● Exercise directions
Go through the material and return every line that contains the string "September".

___

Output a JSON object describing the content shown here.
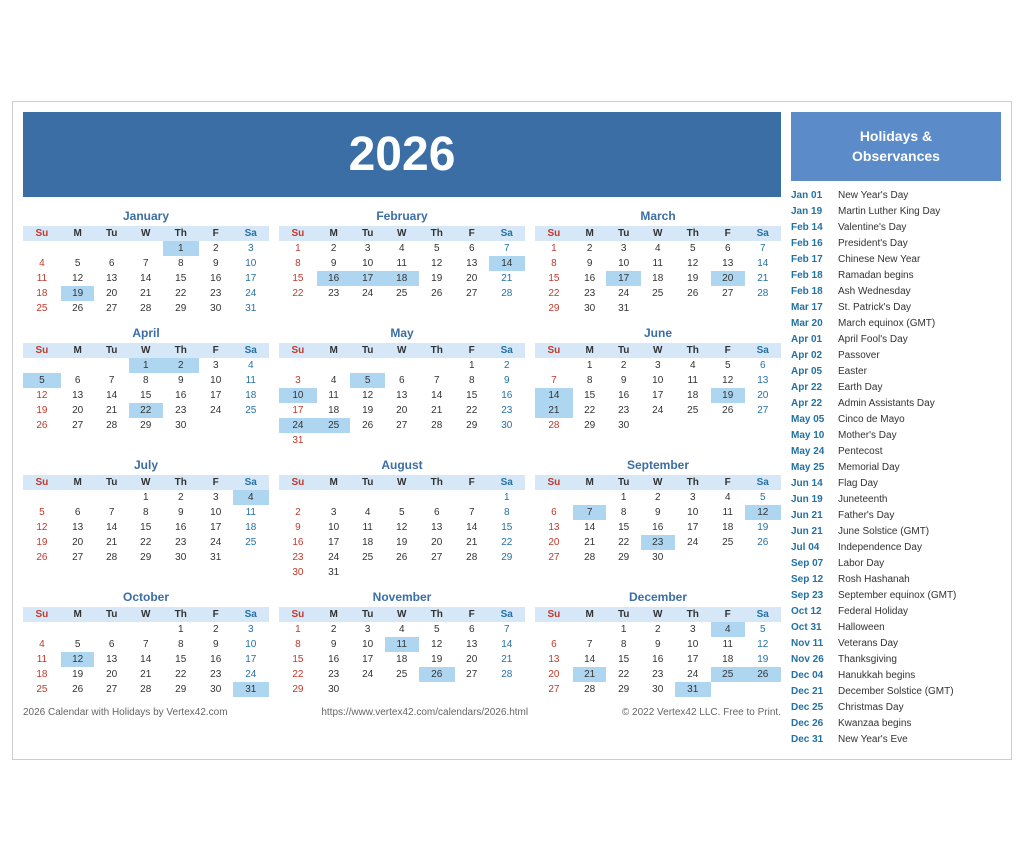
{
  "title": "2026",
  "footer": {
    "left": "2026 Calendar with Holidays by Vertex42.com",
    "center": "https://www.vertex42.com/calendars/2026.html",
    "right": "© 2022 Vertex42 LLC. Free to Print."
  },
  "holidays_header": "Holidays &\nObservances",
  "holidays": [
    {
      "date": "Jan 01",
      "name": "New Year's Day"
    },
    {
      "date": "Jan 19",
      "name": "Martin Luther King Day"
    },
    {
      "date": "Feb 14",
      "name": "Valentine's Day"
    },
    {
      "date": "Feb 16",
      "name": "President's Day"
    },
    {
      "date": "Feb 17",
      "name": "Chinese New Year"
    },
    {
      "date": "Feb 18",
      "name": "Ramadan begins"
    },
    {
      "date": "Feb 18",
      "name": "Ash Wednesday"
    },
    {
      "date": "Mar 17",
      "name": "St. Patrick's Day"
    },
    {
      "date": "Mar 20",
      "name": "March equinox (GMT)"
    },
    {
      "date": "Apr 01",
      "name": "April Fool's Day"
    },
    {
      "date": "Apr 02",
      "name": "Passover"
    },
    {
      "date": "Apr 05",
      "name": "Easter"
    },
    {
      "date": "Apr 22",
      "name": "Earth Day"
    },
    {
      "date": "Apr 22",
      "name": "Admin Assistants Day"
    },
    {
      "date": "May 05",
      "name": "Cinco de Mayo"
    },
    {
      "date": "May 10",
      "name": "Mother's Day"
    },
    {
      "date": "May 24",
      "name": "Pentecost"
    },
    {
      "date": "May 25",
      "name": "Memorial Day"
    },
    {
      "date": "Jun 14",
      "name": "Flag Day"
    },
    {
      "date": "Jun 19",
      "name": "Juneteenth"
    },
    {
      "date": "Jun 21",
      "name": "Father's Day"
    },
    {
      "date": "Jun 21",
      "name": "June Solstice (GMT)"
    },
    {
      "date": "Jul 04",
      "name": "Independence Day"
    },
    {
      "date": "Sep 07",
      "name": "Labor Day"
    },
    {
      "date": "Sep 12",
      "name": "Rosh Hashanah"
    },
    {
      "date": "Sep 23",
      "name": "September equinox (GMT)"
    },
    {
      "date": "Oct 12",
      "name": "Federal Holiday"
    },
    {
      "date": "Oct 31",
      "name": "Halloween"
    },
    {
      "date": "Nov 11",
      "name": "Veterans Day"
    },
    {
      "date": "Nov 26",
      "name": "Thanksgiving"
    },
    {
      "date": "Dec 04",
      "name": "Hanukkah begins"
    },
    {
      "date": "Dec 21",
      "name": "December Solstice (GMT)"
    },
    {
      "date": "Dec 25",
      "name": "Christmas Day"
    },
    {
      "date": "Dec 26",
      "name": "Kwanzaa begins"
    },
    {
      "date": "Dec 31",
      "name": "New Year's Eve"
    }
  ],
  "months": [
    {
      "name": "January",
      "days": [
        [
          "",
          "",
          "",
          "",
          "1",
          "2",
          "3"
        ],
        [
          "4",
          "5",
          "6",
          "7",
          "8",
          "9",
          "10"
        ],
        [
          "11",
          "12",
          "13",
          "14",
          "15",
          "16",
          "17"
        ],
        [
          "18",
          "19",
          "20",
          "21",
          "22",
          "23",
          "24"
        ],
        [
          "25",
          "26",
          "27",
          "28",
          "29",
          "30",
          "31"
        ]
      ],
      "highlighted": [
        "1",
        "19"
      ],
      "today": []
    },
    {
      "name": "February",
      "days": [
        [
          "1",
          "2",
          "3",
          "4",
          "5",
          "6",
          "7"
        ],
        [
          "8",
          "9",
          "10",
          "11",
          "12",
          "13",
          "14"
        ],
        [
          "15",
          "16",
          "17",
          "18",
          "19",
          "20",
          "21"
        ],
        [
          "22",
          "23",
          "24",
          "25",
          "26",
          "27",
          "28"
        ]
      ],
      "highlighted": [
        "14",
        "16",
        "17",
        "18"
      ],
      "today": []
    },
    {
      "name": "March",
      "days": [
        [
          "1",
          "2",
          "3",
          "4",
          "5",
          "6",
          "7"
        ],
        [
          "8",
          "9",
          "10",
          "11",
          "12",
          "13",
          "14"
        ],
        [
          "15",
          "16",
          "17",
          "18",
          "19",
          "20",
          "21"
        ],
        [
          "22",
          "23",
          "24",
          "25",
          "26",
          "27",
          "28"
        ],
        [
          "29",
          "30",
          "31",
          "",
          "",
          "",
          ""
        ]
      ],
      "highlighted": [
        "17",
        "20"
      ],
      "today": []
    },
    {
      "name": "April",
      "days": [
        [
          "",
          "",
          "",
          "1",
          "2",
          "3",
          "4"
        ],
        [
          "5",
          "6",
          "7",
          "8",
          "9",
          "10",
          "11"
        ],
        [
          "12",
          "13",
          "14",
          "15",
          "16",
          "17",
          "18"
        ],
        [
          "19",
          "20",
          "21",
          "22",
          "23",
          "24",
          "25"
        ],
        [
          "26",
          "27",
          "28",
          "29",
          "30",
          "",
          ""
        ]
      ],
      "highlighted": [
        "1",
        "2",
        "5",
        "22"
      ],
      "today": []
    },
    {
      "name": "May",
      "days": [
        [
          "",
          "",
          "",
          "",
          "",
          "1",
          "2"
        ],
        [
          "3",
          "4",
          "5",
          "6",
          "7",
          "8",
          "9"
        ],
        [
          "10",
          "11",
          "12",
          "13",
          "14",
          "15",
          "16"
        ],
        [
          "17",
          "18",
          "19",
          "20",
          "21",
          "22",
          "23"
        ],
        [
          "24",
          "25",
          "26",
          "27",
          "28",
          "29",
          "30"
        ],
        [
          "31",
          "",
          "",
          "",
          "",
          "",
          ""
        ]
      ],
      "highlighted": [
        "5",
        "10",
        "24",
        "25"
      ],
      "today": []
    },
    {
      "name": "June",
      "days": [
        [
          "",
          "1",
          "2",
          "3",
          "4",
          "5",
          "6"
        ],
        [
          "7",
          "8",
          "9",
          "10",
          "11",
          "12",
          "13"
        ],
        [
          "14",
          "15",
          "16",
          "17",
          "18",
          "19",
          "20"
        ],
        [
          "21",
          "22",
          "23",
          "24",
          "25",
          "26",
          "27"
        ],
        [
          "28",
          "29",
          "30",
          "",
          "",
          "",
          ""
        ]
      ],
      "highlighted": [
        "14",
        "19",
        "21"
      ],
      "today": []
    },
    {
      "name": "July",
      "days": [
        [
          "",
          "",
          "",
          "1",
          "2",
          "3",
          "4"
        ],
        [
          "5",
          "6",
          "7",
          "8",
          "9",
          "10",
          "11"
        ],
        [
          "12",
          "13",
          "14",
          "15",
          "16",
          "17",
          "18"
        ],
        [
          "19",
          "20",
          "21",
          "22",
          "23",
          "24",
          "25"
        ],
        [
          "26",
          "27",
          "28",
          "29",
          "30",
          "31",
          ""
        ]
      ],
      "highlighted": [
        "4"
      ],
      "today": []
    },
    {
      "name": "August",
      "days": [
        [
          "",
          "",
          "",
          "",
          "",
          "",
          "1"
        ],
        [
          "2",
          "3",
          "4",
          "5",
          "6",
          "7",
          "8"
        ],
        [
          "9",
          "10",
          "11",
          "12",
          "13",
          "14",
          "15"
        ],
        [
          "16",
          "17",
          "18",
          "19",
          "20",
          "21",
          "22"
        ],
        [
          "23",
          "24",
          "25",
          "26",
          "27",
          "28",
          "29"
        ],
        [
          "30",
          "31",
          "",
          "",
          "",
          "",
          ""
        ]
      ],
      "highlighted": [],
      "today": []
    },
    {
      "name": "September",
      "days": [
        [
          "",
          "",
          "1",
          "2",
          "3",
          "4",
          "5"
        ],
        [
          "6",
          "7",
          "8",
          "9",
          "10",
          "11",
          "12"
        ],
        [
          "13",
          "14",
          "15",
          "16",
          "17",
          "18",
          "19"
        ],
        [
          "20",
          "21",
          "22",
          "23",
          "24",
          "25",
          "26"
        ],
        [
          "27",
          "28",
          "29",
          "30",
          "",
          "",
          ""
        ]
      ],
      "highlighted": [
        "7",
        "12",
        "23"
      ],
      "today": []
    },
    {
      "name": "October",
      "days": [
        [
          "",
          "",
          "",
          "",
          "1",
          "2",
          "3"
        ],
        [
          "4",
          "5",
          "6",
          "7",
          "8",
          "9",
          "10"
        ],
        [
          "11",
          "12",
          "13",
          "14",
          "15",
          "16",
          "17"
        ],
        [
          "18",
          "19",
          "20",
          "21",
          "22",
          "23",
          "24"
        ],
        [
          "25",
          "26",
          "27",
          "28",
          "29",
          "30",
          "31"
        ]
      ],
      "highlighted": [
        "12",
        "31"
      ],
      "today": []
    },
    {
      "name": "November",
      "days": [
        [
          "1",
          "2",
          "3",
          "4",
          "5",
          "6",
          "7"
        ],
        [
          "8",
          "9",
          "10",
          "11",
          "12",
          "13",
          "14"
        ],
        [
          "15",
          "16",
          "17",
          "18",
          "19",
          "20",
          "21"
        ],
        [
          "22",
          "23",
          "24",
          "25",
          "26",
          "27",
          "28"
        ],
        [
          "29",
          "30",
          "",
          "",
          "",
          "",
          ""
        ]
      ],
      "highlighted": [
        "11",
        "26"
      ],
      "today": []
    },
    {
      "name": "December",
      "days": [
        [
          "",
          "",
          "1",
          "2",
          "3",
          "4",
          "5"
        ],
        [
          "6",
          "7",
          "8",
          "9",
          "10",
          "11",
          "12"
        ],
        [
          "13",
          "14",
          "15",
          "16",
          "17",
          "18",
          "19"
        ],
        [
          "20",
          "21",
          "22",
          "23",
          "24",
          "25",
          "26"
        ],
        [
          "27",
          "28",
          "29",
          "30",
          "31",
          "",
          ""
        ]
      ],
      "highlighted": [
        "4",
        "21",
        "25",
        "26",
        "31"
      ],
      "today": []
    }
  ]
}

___

● Response to this exercise
      "name": "September equinox (GMT)"
      "name": "September",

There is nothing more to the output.